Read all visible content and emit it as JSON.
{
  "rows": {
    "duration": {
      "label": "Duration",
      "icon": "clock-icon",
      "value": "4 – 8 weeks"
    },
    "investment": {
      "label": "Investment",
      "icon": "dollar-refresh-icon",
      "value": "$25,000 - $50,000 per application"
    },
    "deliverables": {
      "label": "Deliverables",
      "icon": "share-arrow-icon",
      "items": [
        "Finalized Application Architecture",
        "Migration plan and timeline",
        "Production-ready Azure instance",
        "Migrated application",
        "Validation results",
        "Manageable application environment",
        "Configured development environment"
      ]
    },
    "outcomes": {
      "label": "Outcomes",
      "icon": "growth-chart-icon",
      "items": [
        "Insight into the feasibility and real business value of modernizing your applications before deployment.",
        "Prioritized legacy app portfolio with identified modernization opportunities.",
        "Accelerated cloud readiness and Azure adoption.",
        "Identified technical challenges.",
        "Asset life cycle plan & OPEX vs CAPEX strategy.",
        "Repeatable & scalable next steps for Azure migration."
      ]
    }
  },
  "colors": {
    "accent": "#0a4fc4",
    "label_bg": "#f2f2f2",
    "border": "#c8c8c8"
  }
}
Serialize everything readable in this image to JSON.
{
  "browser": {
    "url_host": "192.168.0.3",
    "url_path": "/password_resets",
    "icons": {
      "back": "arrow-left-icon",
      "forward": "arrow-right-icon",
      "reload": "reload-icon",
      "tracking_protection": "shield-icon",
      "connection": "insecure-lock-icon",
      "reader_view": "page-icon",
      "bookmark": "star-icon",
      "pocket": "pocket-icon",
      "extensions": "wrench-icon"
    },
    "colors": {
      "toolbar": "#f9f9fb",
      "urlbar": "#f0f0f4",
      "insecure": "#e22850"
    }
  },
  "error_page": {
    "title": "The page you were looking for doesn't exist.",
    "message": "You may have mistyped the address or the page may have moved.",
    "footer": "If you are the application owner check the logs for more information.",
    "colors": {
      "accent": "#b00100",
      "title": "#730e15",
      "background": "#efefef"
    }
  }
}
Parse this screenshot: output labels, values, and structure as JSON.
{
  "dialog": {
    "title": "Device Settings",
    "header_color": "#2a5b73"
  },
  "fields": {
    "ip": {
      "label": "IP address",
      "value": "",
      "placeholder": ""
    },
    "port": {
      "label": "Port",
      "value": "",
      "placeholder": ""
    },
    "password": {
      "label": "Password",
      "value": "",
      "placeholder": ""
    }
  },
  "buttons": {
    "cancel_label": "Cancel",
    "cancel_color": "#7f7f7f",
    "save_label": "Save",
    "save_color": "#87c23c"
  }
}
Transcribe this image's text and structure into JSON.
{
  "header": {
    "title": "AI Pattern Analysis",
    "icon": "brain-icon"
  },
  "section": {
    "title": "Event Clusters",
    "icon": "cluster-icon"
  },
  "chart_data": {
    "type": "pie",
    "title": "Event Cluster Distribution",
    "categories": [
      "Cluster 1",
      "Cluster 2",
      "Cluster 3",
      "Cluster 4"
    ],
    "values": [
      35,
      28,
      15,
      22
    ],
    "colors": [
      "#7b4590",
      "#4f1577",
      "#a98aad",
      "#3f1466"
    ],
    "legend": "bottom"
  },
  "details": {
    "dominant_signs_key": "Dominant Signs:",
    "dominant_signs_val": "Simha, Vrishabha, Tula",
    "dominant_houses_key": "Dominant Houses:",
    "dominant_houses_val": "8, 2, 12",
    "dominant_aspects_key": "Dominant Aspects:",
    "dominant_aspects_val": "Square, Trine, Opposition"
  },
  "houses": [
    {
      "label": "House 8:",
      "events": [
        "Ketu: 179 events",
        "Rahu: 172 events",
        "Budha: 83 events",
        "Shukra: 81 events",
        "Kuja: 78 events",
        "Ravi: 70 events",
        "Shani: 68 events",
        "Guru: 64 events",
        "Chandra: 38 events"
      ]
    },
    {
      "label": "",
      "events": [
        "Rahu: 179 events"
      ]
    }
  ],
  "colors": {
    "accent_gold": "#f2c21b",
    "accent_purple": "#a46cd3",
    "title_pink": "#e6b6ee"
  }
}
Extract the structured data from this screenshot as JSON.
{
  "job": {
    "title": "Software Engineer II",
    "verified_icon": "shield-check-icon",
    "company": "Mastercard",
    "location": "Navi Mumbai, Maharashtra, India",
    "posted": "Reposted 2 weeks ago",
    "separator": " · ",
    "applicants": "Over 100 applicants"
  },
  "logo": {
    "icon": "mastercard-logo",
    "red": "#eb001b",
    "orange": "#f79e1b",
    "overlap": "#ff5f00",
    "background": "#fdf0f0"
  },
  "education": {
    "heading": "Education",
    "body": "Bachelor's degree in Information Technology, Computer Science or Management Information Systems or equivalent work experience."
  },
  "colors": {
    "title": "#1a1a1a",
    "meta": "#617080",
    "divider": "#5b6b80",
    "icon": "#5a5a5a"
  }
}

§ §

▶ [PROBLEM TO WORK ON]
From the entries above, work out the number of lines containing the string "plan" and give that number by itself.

▶ [SOLUTION]
2